Data about app and page elements:

•••••

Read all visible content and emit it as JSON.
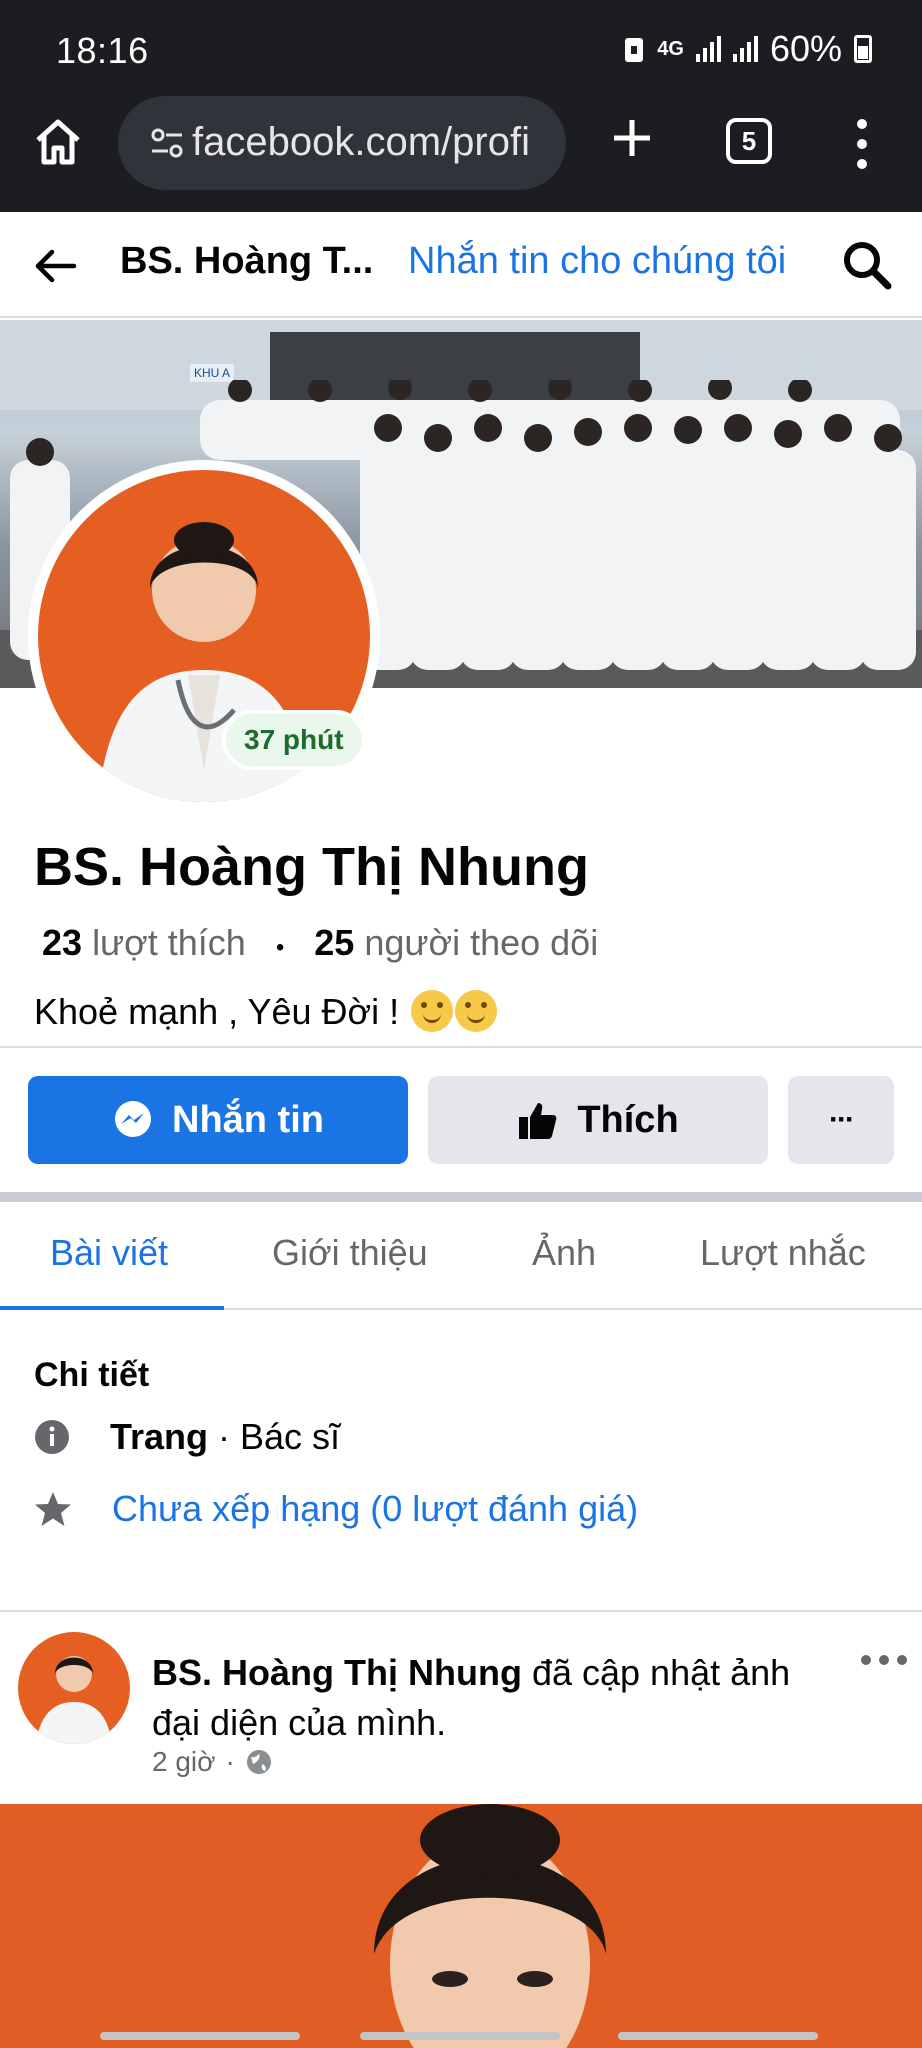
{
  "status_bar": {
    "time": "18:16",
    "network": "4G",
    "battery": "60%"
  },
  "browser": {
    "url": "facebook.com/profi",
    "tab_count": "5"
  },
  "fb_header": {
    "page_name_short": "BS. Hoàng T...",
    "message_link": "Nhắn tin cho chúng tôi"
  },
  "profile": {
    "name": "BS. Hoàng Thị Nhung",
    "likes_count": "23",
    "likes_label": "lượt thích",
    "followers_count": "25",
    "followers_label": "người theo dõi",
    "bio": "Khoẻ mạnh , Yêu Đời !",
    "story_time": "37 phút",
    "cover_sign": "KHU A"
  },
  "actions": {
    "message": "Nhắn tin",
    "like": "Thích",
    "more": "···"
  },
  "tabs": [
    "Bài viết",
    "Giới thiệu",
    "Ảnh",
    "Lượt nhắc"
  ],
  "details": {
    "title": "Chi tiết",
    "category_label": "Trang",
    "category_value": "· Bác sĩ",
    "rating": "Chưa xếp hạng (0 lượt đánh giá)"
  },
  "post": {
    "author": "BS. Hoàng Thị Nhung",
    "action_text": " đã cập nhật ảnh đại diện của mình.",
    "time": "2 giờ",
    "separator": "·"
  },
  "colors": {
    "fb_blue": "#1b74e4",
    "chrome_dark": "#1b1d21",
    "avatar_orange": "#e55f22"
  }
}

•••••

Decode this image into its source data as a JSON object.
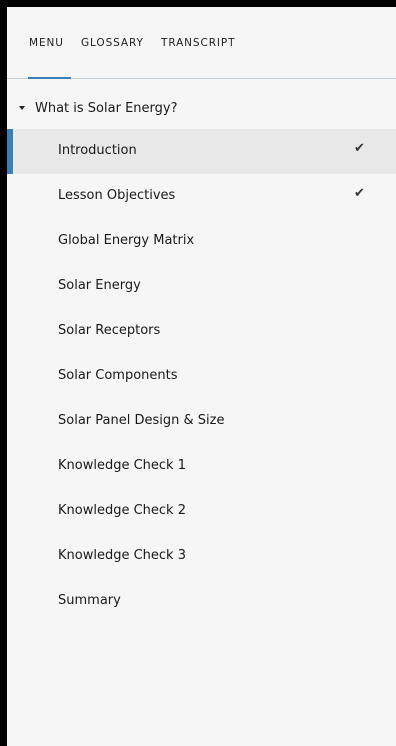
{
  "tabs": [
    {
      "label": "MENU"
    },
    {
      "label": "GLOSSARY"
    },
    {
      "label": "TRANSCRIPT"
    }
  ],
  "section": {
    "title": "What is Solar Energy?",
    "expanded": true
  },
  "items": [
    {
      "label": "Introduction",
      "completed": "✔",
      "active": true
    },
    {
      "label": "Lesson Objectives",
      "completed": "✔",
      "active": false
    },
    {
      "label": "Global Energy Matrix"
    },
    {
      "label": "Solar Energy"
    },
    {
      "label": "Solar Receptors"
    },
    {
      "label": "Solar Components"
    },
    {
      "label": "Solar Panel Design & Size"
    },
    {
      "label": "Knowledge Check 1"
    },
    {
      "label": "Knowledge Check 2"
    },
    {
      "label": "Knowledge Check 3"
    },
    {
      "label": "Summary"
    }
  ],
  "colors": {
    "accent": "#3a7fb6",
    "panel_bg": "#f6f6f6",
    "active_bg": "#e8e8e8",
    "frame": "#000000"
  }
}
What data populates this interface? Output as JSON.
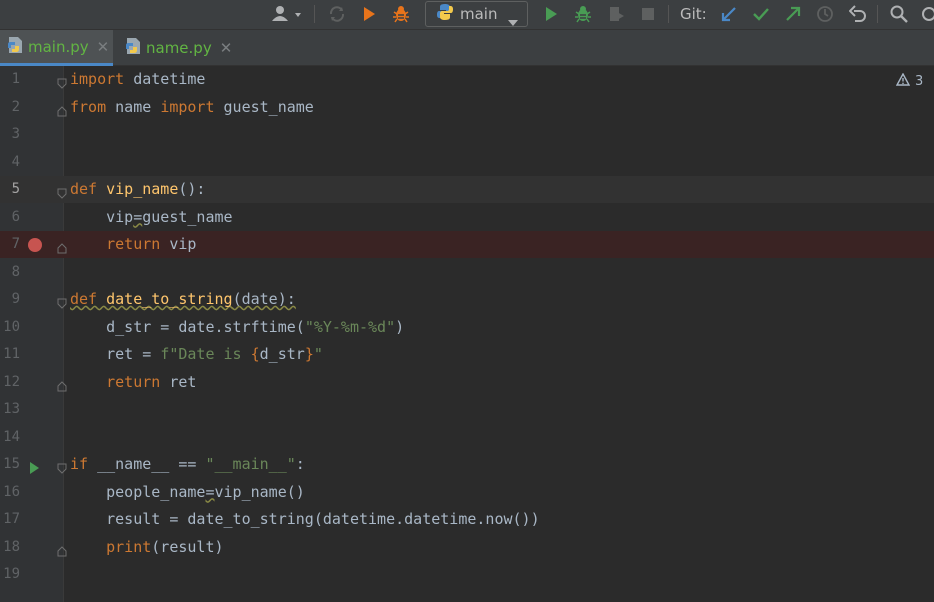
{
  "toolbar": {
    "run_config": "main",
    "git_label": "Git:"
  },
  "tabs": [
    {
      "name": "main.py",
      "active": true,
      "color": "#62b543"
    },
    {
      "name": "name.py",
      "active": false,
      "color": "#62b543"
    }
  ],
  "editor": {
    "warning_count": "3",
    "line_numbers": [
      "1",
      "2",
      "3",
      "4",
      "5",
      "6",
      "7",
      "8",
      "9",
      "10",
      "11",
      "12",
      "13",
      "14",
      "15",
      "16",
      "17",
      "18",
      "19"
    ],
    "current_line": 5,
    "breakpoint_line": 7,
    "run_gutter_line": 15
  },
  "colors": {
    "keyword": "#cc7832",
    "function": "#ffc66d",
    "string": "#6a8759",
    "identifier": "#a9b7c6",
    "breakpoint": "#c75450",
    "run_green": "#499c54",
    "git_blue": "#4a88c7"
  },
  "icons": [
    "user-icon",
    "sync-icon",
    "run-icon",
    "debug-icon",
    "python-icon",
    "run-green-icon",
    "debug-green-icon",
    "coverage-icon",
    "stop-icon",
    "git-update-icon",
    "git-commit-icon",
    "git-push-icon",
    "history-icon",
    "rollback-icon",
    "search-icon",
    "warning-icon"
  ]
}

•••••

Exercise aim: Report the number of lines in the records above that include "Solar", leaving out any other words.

Result of the task: 5